Data about app and page elements
○ ○ ○
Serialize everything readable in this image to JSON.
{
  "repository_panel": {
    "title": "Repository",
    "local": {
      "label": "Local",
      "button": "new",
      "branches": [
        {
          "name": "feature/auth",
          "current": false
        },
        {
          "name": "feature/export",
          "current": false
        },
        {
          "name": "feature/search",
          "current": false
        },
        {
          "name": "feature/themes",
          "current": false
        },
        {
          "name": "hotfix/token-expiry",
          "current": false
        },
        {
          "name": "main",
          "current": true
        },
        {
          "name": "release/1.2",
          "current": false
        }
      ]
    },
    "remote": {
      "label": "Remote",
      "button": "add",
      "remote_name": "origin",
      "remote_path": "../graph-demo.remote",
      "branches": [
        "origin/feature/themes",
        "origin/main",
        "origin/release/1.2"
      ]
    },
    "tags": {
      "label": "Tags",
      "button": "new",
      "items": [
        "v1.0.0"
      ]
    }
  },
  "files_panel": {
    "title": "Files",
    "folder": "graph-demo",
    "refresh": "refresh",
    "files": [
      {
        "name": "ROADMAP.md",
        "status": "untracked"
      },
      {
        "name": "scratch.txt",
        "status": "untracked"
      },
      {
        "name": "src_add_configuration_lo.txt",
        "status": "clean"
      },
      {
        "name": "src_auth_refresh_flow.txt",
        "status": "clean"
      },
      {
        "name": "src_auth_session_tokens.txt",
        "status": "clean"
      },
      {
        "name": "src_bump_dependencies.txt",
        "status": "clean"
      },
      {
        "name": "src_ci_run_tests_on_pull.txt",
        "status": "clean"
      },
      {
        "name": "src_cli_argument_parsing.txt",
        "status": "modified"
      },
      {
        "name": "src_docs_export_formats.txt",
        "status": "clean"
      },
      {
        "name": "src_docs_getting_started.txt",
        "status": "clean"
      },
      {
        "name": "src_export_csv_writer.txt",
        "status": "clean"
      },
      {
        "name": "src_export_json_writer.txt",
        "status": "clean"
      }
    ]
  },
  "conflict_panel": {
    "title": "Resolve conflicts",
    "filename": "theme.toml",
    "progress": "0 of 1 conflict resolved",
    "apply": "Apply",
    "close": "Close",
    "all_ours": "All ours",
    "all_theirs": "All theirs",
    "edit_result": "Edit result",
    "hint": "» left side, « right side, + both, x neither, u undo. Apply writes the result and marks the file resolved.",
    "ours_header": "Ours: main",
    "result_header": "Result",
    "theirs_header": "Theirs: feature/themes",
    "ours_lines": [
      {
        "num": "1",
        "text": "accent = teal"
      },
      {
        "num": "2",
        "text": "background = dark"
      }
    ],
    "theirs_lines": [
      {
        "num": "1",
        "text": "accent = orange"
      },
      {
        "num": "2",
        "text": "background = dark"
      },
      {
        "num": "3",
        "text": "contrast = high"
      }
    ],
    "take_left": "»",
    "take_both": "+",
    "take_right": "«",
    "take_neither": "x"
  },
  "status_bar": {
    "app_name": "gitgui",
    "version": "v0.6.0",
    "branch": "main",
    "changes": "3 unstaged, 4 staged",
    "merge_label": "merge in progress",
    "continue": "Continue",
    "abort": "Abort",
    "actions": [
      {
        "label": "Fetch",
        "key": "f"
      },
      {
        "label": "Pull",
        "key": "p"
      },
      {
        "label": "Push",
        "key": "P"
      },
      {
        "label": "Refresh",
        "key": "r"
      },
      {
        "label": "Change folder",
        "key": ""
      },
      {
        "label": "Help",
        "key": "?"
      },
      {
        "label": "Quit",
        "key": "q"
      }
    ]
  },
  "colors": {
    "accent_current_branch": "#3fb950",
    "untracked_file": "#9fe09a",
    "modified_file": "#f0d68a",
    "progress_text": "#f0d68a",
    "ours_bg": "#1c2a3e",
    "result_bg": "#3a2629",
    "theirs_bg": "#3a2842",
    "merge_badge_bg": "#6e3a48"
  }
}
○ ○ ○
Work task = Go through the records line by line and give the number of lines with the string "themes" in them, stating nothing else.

Solution below = 3